While governance is not traditionally viewed to be a proficiency of most club management companies, their expertise in club finances and strategy can be valuable.
Management companies generally do not take over the management of private clubs without a full, explicit and documented construct in which the management company operates the business in ways the club’s board apparently could not. Why else would they be there? This construct provides a voice the membership feels they need via the committee system that ultimately communicates the expectations, preferences and tenor of the membership in a synthesized approach to the management company.
Underperforming club boards may have discussions focused around nonessential items, while management companies generally focus on earnings before interest, taxes, depreciation and amortization, accounts receivable aging, balance sheet strength and member behavioral analytics to drive membership. Management companies are clear that it’s not about the first 100 members but rather the next 100 members. Our industry is trending toward embracing some of these concepts at the member- owned club level.
The complexities of club management are such that most clubs cannot afford or know how to build the infrastructure management companies create simply by “rolling up” disparate clubs while centralizing human resources, accounting, capital planning, bulk buying, management coaching and agronomic oversight.
You may be thinking that clubs run by management companies can’t have the soul, the culture and the history traditional clubs have, which is the reason members want to belong. This may be true for those iconic clubs in the best markets. But today’s members—especially those less than 50 years old—want to be entertained and are looking for creative, private experiences with the history and club culture being subordinate. Many have little interest in sitting on the Bylaws Committee in the hopes of making it to the House Committee. Those members are recreating with their families.
Since 2008 the club industry has been forced to evolve. Maybe there is a way for clubs with great club governance models to partner not only with club management companies but also with groups of clubs regionally or with clubs of similar culture, to have the best of both worlds— well run businesses integrating the best business tools and deep culture clubs with proud members.
Dan Denehy is president of DENEHY Club Thinking Partners, a full service executive search and management firm serving the private club and boutique resort industries.
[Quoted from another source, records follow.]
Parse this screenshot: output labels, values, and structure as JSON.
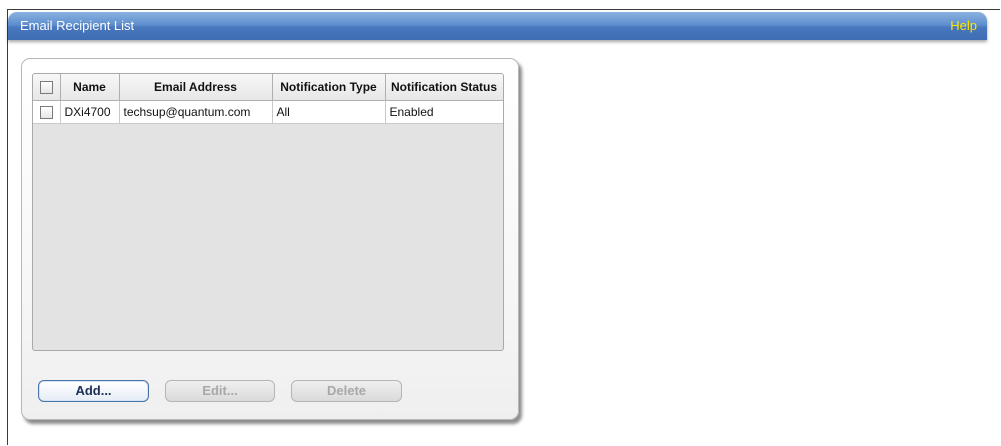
{
  "header": {
    "title": "Email Recipient List",
    "help_label": "Help"
  },
  "table": {
    "columns": [
      "Name",
      "Email Address",
      "Notification Type",
      "Notification Status"
    ],
    "rows": [
      {
        "name": "DXi4700",
        "email": "techsup@quantum.com",
        "notification_type": "All",
        "notification_status": "Enabled"
      }
    ]
  },
  "buttons": {
    "add_label": "Add...",
    "edit_label": "Edit...",
    "delete_label": "Delete"
  },
  "colors": {
    "title_bar": "#4977bd",
    "help_link": "#ffe600",
    "disabled_text": "#a8a8a8"
  }
}
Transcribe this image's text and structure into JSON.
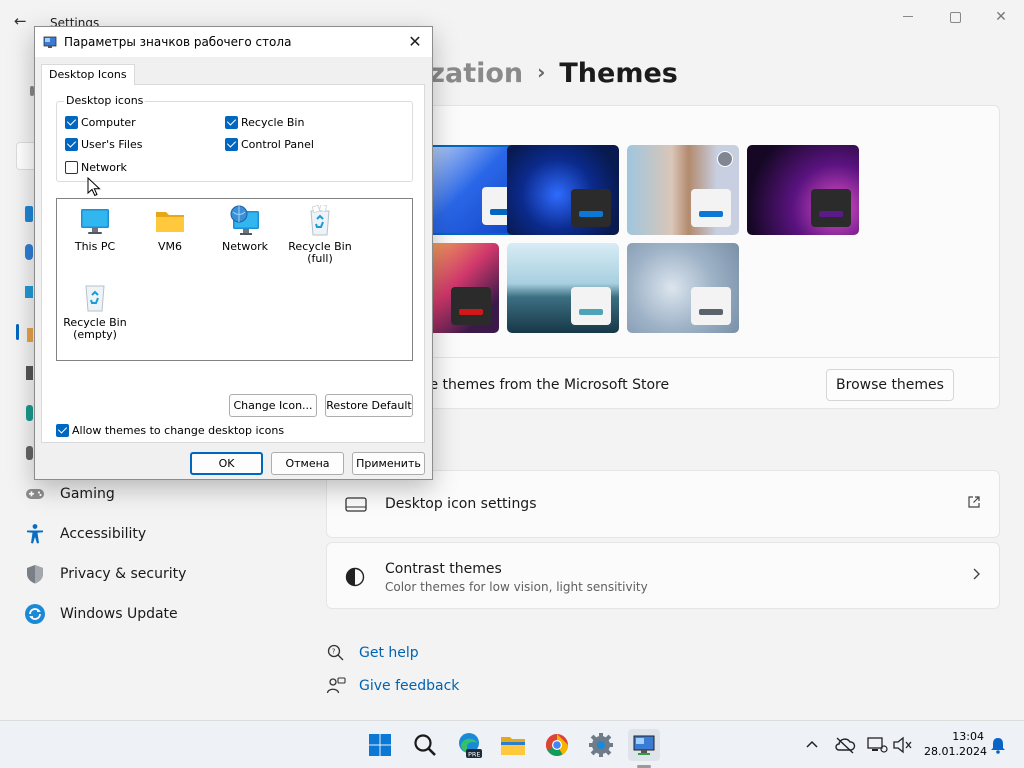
{
  "settings": {
    "app_title": "Settings",
    "breadcrumb": {
      "parent": "ization",
      "separator": "›",
      "current": "Themes"
    },
    "nav": [
      {
        "label": "Gaming",
        "icon": "gamepad-icon"
      },
      {
        "label": "Accessibility",
        "icon": "accessibility-icon"
      },
      {
        "label": "Privacy & security",
        "icon": "shield-icon"
      },
      {
        "label": "Windows Update",
        "icon": "windows-update-icon"
      }
    ],
    "themes": {
      "store_text": "re themes from the Microsoft Store",
      "browse_label": "Browse themes"
    },
    "desktop_icon_settings": {
      "title": "Desktop icon settings",
      "icon": "monitor-icon",
      "action_icon": "external-link-icon"
    },
    "contrast_themes": {
      "title": "Contrast themes",
      "subtitle": "Color themes for low vision, light sensitivity",
      "icon": "contrast-icon"
    },
    "links": {
      "help": "Get help",
      "feedback": "Give feedback"
    }
  },
  "dialog": {
    "title": "Параметры значков рабочего стола",
    "tab": "Desktop Icons",
    "group_label": "Desktop icons",
    "checkboxes": [
      {
        "label": "Computer",
        "checked": true
      },
      {
        "label": "Recycle Bin",
        "checked": true
      },
      {
        "label": "User's Files",
        "checked": true
      },
      {
        "label": "Control Panel",
        "checked": true
      },
      {
        "label": "Network",
        "checked": false
      }
    ],
    "icons": [
      {
        "label": "This PC",
        "icon": "monitor-icon"
      },
      {
        "label": "VM6",
        "icon": "folder-icon"
      },
      {
        "label": "Network",
        "icon": "network-icon"
      },
      {
        "label": "Recycle Bin (full)",
        "icon": "recycle-bin-full-icon"
      },
      {
        "label": "Recycle Bin (empty)",
        "icon": "recycle-bin-empty-icon"
      }
    ],
    "change_icon": "Change Icon...",
    "restore_default": "Restore Default",
    "allow_themes": {
      "label": "Allow themes to change desktop icons",
      "checked": true
    },
    "ok": "OK",
    "cancel": "Отмена",
    "apply": "Применить"
  },
  "taskbar": {
    "apps": [
      "start-icon",
      "search-icon",
      "edge-pre-icon",
      "file-explorer-icon",
      "chrome-icon",
      "settings-gear-icon",
      "desktop-icons-app-icon"
    ],
    "clock": {
      "time": "13:04",
      "date": "28.01.2024"
    }
  },
  "colors": {
    "accent": "#0067c0",
    "link": "#0063b1"
  }
}
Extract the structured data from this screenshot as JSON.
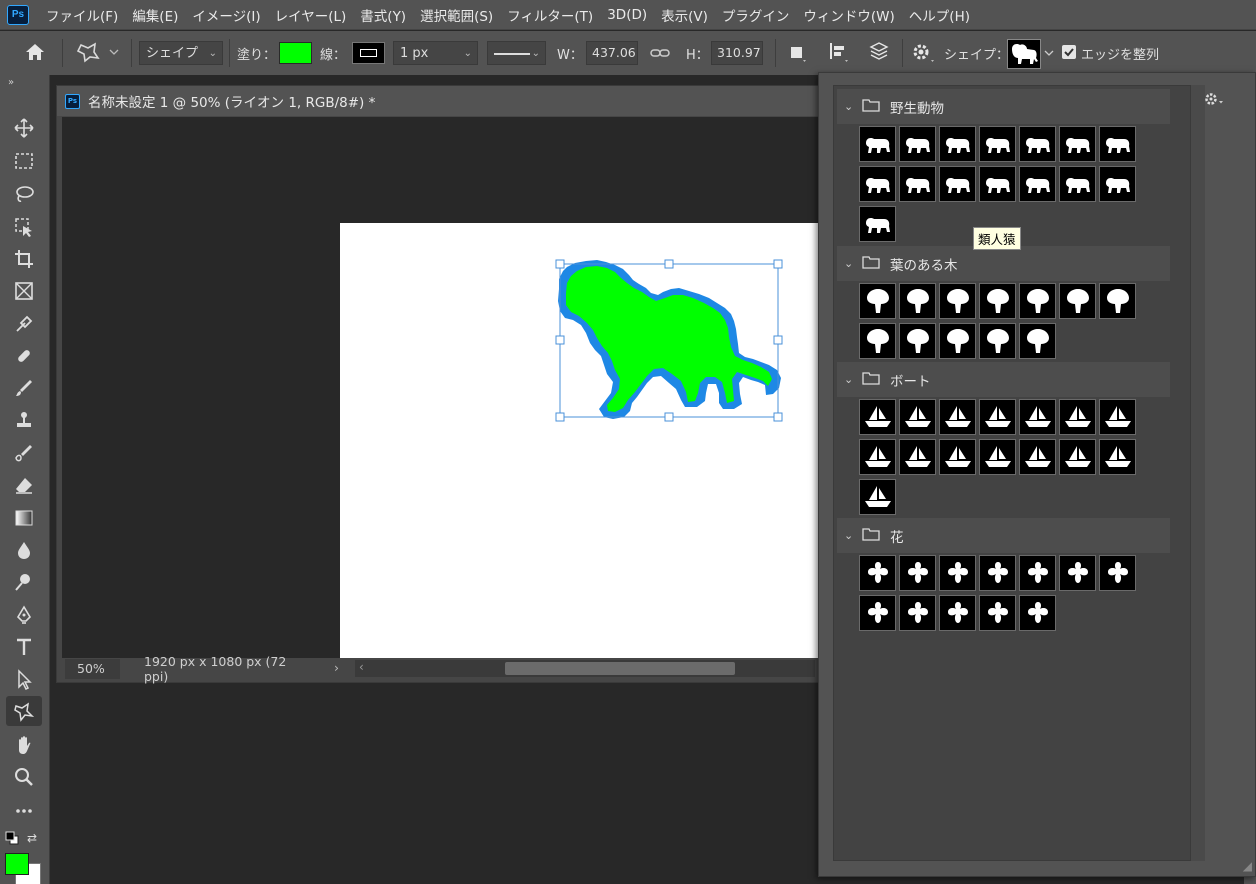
{
  "app": {
    "logo_text": "Ps",
    "menu": [
      "ファイル(F)",
      "編集(E)",
      "イメージ(I)",
      "レイヤー(L)",
      "書式(Y)",
      "選択範囲(S)",
      "フィルター(T)",
      "3D(D)",
      "表示(V)",
      "プラグイン",
      "ウィンドウ(W)",
      "ヘルプ(H)"
    ]
  },
  "options": {
    "mode": "シェイプ",
    "fill_label": "塗り：",
    "stroke_label": "線：",
    "stroke_width": "1 px",
    "w_label": "W：",
    "w_value": "437.06",
    "h_label": "H：",
    "h_value": "310.97",
    "shape_label": "シェイプ：",
    "align_edges_label": "エッジを整列",
    "align_edges_checked": true,
    "fill_color": "#00ff00",
    "stroke_color": "#000000"
  },
  "document": {
    "tab_title": "名称未設定 1 @ 50% (ライオン 1, RGB/8#) *",
    "zoom": "50%",
    "info": "1920 px x 1080 px (72 ppi)",
    "shape_fill": "#00ff00",
    "shape_stroke": "#1e88e5"
  },
  "colors": {
    "foreground": "#00ff00",
    "background": "#ffffff"
  },
  "panel": {
    "groups": [
      {
        "name": "野生動物",
        "icons": [
          "polar-bear",
          "lion",
          "rhino",
          "bird",
          "wolf",
          "camel",
          "turtle",
          "giraffe",
          "kangaroo",
          "gorilla",
          "gazelle",
          "elephant",
          "cheetah",
          "moose",
          "deer"
        ]
      },
      {
        "name": "葉のある木",
        "icons": [
          "tree-1",
          "tree-2",
          "palm",
          "tree-3",
          "tree-4",
          "tree-5",
          "tree-6",
          "tree-7",
          "tree-8",
          "palm-2",
          "pine",
          "tree-9"
        ]
      },
      {
        "name": "ボート",
        "icons": [
          "canoe",
          "boat",
          "ship",
          "motorboat",
          "sailboat",
          "speedboat",
          "schooner",
          "sailboat-2",
          "sailboat-3",
          "ship-2",
          "yacht",
          "ship-3",
          "ship-4",
          "ship-5",
          "submarine"
        ]
      },
      {
        "name": "花",
        "icons": [
          "flower-1",
          "flower-2",
          "flower-3",
          "flower-4",
          "flower-5",
          "flower-6",
          "flower-7",
          "flower-8",
          "flower-9",
          "flower-10",
          "flower-11",
          "flower-12"
        ]
      }
    ],
    "tooltip": "類人猿"
  }
}
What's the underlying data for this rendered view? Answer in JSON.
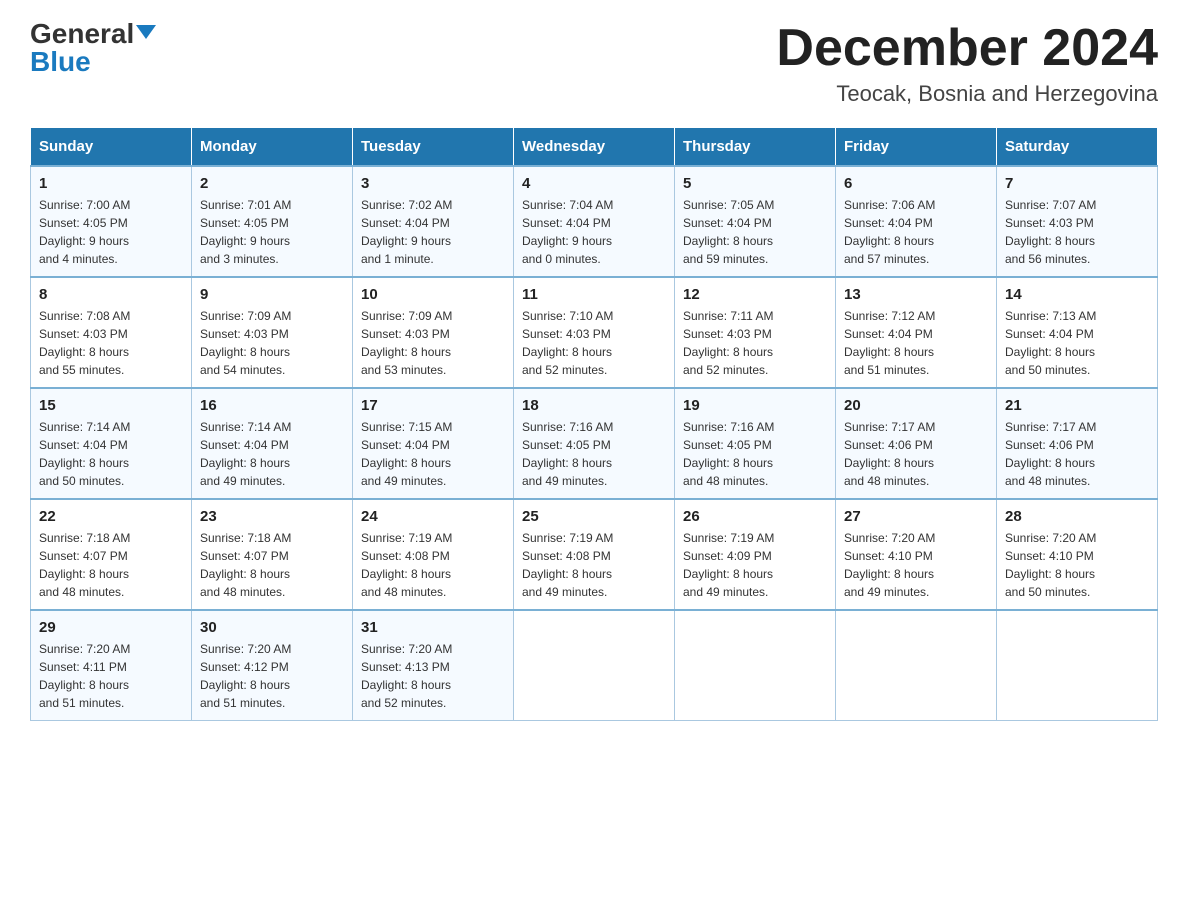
{
  "header": {
    "logo_general": "General",
    "logo_blue": "Blue",
    "month_title": "December 2024",
    "location": "Teocak, Bosnia and Herzegovina"
  },
  "days_of_week": [
    "Sunday",
    "Monday",
    "Tuesday",
    "Wednesday",
    "Thursday",
    "Friday",
    "Saturday"
  ],
  "weeks": [
    [
      {
        "day": "1",
        "sunrise": "7:00 AM",
        "sunset": "4:05 PM",
        "daylight": "9 hours and 4 minutes."
      },
      {
        "day": "2",
        "sunrise": "7:01 AM",
        "sunset": "4:05 PM",
        "daylight": "9 hours and 3 minutes."
      },
      {
        "day": "3",
        "sunrise": "7:02 AM",
        "sunset": "4:04 PM",
        "daylight": "9 hours and 1 minute."
      },
      {
        "day": "4",
        "sunrise": "7:04 AM",
        "sunset": "4:04 PM",
        "daylight": "9 hours and 0 minutes."
      },
      {
        "day": "5",
        "sunrise": "7:05 AM",
        "sunset": "4:04 PM",
        "daylight": "8 hours and 59 minutes."
      },
      {
        "day": "6",
        "sunrise": "7:06 AM",
        "sunset": "4:04 PM",
        "daylight": "8 hours and 57 minutes."
      },
      {
        "day": "7",
        "sunrise": "7:07 AM",
        "sunset": "4:03 PM",
        "daylight": "8 hours and 56 minutes."
      }
    ],
    [
      {
        "day": "8",
        "sunrise": "7:08 AM",
        "sunset": "4:03 PM",
        "daylight": "8 hours and 55 minutes."
      },
      {
        "day": "9",
        "sunrise": "7:09 AM",
        "sunset": "4:03 PM",
        "daylight": "8 hours and 54 minutes."
      },
      {
        "day": "10",
        "sunrise": "7:09 AM",
        "sunset": "4:03 PM",
        "daylight": "8 hours and 53 minutes."
      },
      {
        "day": "11",
        "sunrise": "7:10 AM",
        "sunset": "4:03 PM",
        "daylight": "8 hours and 52 minutes."
      },
      {
        "day": "12",
        "sunrise": "7:11 AM",
        "sunset": "4:03 PM",
        "daylight": "8 hours and 52 minutes."
      },
      {
        "day": "13",
        "sunrise": "7:12 AM",
        "sunset": "4:04 PM",
        "daylight": "8 hours and 51 minutes."
      },
      {
        "day": "14",
        "sunrise": "7:13 AM",
        "sunset": "4:04 PM",
        "daylight": "8 hours and 50 minutes."
      }
    ],
    [
      {
        "day": "15",
        "sunrise": "7:14 AM",
        "sunset": "4:04 PM",
        "daylight": "8 hours and 50 minutes."
      },
      {
        "day": "16",
        "sunrise": "7:14 AM",
        "sunset": "4:04 PM",
        "daylight": "8 hours and 49 minutes."
      },
      {
        "day": "17",
        "sunrise": "7:15 AM",
        "sunset": "4:04 PM",
        "daylight": "8 hours and 49 minutes."
      },
      {
        "day": "18",
        "sunrise": "7:16 AM",
        "sunset": "4:05 PM",
        "daylight": "8 hours and 49 minutes."
      },
      {
        "day": "19",
        "sunrise": "7:16 AM",
        "sunset": "4:05 PM",
        "daylight": "8 hours and 48 minutes."
      },
      {
        "day": "20",
        "sunrise": "7:17 AM",
        "sunset": "4:06 PM",
        "daylight": "8 hours and 48 minutes."
      },
      {
        "day": "21",
        "sunrise": "7:17 AM",
        "sunset": "4:06 PM",
        "daylight": "8 hours and 48 minutes."
      }
    ],
    [
      {
        "day": "22",
        "sunrise": "7:18 AM",
        "sunset": "4:07 PM",
        "daylight": "8 hours and 48 minutes."
      },
      {
        "day": "23",
        "sunrise": "7:18 AM",
        "sunset": "4:07 PM",
        "daylight": "8 hours and 48 minutes."
      },
      {
        "day": "24",
        "sunrise": "7:19 AM",
        "sunset": "4:08 PM",
        "daylight": "8 hours and 48 minutes."
      },
      {
        "day": "25",
        "sunrise": "7:19 AM",
        "sunset": "4:08 PM",
        "daylight": "8 hours and 49 minutes."
      },
      {
        "day": "26",
        "sunrise": "7:19 AM",
        "sunset": "4:09 PM",
        "daylight": "8 hours and 49 minutes."
      },
      {
        "day": "27",
        "sunrise": "7:20 AM",
        "sunset": "4:10 PM",
        "daylight": "8 hours and 49 minutes."
      },
      {
        "day": "28",
        "sunrise": "7:20 AM",
        "sunset": "4:10 PM",
        "daylight": "8 hours and 50 minutes."
      }
    ],
    [
      {
        "day": "29",
        "sunrise": "7:20 AM",
        "sunset": "4:11 PM",
        "daylight": "8 hours and 51 minutes."
      },
      {
        "day": "30",
        "sunrise": "7:20 AM",
        "sunset": "4:12 PM",
        "daylight": "8 hours and 51 minutes."
      },
      {
        "day": "31",
        "sunrise": "7:20 AM",
        "sunset": "4:13 PM",
        "daylight": "8 hours and 52 minutes."
      },
      null,
      null,
      null,
      null
    ]
  ],
  "labels": {
    "sunrise": "Sunrise:",
    "sunset": "Sunset:",
    "daylight": "Daylight:"
  }
}
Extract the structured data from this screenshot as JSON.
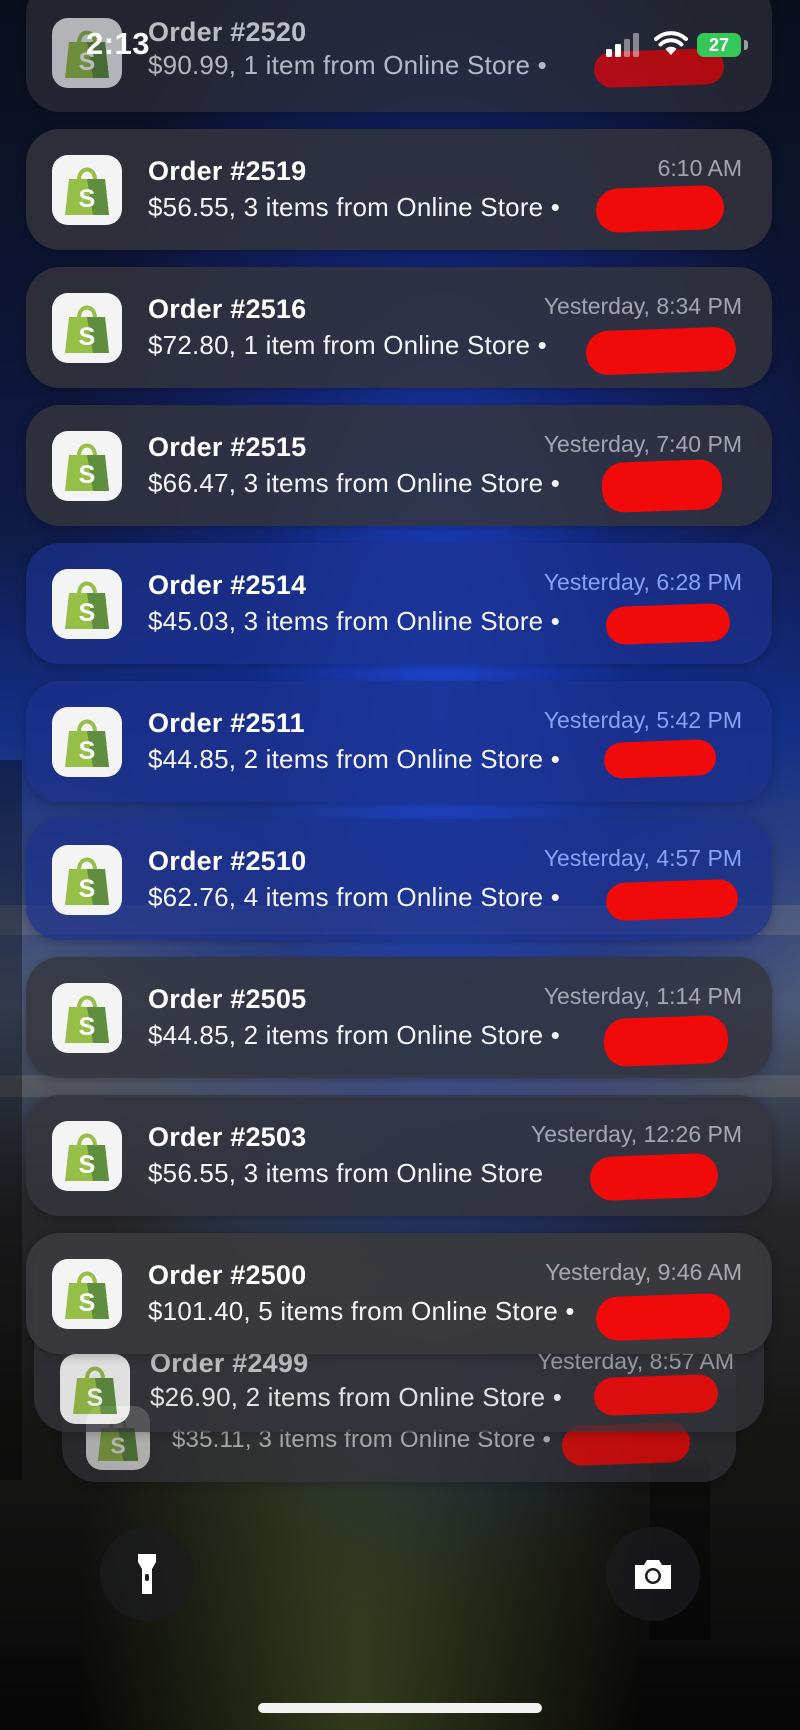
{
  "status_bar": {
    "time": "2:13",
    "battery_level": "27",
    "signal_icon": "cellular-signal-icon",
    "wifi_icon": "wifi-icon",
    "battery_icon": "battery-charging-icon"
  },
  "colors": {
    "shopify_green": "#95bf47",
    "redaction": "#f00a0a",
    "battery_green": "#35c759"
  },
  "notifications": [
    {
      "title": "Order #2520",
      "body": "$90.99, 1 item from Online Store •",
      "time": ""
    },
    {
      "title": "Order #2519",
      "body": "$56.55, 3 items from Online Store •",
      "time": "6:10 AM"
    },
    {
      "title": "Order #2516",
      "body": "$72.80, 1 item from Online Store •",
      "time": "Yesterday, 8:34 PM"
    },
    {
      "title": "Order #2515",
      "body": "$66.47, 3 items from Online Store •",
      "time": "Yesterday, 7:40 PM"
    },
    {
      "title": "Order #2514",
      "body": "$45.03, 3 items from Online Store •",
      "time": "Yesterday, 6:28 PM"
    },
    {
      "title": "Order #2511",
      "body": "$44.85, 2 items from Online Store •",
      "time": "Yesterday, 5:42 PM"
    },
    {
      "title": "Order #2510",
      "body": "$62.76, 4 items from Online Store •",
      "time": "Yesterday, 4:57 PM"
    },
    {
      "title": "Order #2505",
      "body": "$44.85, 2 items from Online Store •",
      "time": "Yesterday, 1:14 PM"
    },
    {
      "title": "Order #2503",
      "body": "$56.55, 3 items from Online Store",
      "time": "Yesterday, 12:26 PM"
    },
    {
      "title": "Order #2500",
      "body": "$101.40, 5 items from Online Store •",
      "time": "Yesterday, 9:46 AM"
    },
    {
      "title": "Order #2499",
      "body": "$26.90, 2 items from Online Store •",
      "time": "Yesterday, 8:57 AM"
    },
    {
      "title": "",
      "body": "$35.11, 3 items from Online Store •",
      "time": ""
    }
  ],
  "lock_screen": {
    "flashlight_icon": "flashlight-icon",
    "camera_icon": "camera-icon"
  }
}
He is a director of the NCA Foundation. He can be reached at 203-319-8228. Learn more at denehyctp.com.